Technology helps scientists track eye movements in a virtual Pompeiian house. By examining what catches observers’ eyes today, they hope to understand more about ancient Roman design.
In A.D. 79, Mount Vesuvius erupted. It blanketed Pompeii, Italy, in ash and killed thousands of people, but preserved sizable areas of the town.
Recently, Swedish researchers created a simulation of an elaborate Pompeiian home. They combined virtual reality (VR), 3-D geographic information, and cutting-edge eye-tracking methods to analyze gaze (head position), fixation (aim of the eyes when still), and movement. The technology lets visitors “walk” through the house while computers track eye movements.
Researchers then assess which parts of the house drew the most attention—and thereby predict how ancient visitors might have interacted with the actual space. Studying visual observation habits helps scientists to grasp what viewers find significant.
Archaeologists Danilo Campanaro and Giacomo Landeschi borrowed data from a 3-D Pompeii mapping project. They also used excavation findings and knowledge of Roman architecture to explore the purposes of Roman construction choices.
In addition, the pair uploaded decorative and architectural features of a Pompeiian mansion known as the House of the Epigrams to create a virtual model. They imported their model into a video game engine (platform for making games) called Unity.
The team then enlisted volunteers to explore the virtual space.

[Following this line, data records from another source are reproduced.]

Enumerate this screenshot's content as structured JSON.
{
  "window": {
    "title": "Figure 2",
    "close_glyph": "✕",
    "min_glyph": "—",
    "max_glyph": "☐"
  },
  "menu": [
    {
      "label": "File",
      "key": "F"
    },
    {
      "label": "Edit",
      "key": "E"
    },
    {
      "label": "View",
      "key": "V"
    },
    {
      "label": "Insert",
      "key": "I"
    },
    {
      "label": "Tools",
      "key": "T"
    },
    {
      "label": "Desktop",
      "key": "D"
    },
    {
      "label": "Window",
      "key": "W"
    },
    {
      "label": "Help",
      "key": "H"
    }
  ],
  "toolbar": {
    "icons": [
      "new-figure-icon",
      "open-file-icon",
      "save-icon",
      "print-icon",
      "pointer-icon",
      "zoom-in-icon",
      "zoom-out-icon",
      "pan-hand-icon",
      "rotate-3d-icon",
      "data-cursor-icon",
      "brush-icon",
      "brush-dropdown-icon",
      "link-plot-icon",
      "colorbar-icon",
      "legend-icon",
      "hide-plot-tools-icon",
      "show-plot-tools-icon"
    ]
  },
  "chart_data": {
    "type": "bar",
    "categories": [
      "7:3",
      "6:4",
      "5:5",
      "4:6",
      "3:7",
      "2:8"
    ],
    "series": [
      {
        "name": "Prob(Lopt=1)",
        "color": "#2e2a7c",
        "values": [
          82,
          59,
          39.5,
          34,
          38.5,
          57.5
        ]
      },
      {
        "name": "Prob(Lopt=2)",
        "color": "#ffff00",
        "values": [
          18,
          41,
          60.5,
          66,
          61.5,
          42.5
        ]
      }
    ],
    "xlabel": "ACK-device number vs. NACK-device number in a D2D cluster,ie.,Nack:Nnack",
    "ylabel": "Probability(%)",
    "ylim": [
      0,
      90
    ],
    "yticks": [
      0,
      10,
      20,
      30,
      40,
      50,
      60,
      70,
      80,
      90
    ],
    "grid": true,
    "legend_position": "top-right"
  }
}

Computers recorded their visual path through the reconstructed Pompeiian house: What caught their eyes and for how long?
Campanaro says the study “show[s] how the owner of the house stimulated the visitor’s senses to convey a message about its power and wealth.”
For example, the house’s exterior showed traditional Roman features. But inner areas revealed an emphasis on popular-yet-taboo at the time Greek culture.
“VR is often used to improve the visitor experience at a museum or an archaeological site,” Landeschi says. “We wanted to show that together with other technologies, it can be used as a research tool rather than just an educational tool.”
Researchers may expand future VR experiences to replicate the smells and sounds of a historical site.
Drones and artificial intelligence are also at work these days at ancient Pompeii. And a four-legged robot dog named SPOT helps inspect Pompeiian buildings and streets. Equipped with a 360-degree camera, SPOT gathers data about safety and structural issues. SPOT also serves as a true high-tech watchdog, helping protect the city from illegal relic hunters who damage the ruins by digging tunnels.
I will not set before my eyes anything that is worthless. — Proverbs 101:3
Why? God grants humans with the ability to appreciate architecture, art, and design through a variety of senses. Finding how best to utilize those gifts is worthy of study.